The problem:
Where the string "Texto" shows up in a line of the records, copy that line.

Data extract:
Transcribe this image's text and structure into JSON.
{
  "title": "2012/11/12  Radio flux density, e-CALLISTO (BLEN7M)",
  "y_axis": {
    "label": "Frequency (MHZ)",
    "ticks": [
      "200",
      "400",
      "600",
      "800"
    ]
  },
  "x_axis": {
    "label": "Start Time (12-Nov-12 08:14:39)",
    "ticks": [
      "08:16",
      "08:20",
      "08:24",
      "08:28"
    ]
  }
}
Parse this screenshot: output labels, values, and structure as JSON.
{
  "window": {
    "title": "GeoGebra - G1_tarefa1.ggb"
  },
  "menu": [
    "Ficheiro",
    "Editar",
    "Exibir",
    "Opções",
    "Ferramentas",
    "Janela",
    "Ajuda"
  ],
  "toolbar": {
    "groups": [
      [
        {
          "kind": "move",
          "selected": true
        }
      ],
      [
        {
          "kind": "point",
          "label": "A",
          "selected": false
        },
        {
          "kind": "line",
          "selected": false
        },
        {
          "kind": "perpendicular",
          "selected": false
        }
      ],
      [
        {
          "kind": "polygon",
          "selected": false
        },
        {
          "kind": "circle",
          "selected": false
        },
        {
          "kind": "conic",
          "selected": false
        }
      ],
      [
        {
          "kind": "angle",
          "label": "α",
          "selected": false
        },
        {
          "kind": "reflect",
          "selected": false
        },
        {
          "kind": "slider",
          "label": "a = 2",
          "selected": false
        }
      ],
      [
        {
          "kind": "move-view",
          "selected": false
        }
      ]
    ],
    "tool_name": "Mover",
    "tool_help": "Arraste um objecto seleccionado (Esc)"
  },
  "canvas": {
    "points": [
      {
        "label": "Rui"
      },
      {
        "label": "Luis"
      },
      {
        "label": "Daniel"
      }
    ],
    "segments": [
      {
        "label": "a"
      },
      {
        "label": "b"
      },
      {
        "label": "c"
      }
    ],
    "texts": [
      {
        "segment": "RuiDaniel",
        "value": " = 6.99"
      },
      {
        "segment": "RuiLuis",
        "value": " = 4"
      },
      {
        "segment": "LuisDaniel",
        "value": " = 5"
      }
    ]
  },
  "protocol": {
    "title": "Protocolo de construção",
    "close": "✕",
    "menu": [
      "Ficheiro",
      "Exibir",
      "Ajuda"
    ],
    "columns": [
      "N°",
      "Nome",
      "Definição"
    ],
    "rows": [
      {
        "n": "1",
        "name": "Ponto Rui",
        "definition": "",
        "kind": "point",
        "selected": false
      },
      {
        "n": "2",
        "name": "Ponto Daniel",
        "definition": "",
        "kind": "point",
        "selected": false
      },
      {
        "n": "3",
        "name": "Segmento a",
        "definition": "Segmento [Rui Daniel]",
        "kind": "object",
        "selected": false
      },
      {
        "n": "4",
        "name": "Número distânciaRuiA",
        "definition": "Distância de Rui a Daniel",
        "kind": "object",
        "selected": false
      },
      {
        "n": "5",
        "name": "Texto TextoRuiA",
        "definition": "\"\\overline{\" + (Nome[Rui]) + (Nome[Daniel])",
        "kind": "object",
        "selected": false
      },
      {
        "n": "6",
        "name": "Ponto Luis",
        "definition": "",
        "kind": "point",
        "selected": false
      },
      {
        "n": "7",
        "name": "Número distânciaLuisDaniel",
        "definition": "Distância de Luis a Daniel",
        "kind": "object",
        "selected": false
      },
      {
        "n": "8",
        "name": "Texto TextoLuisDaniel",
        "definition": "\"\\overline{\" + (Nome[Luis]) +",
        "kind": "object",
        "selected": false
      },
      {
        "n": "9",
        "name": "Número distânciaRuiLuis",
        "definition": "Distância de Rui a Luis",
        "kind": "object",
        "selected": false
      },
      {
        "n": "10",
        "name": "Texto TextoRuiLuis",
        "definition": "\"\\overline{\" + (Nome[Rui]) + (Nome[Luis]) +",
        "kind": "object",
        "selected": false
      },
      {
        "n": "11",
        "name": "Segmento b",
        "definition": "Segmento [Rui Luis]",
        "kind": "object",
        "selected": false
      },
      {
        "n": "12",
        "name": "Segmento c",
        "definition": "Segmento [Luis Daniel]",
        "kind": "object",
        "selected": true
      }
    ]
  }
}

Answer to the exercise:
        "name": "Texto TextoRuiA",
        "name": "Texto TextoLuisDaniel",
        "name": "Texto TextoRuiLuis",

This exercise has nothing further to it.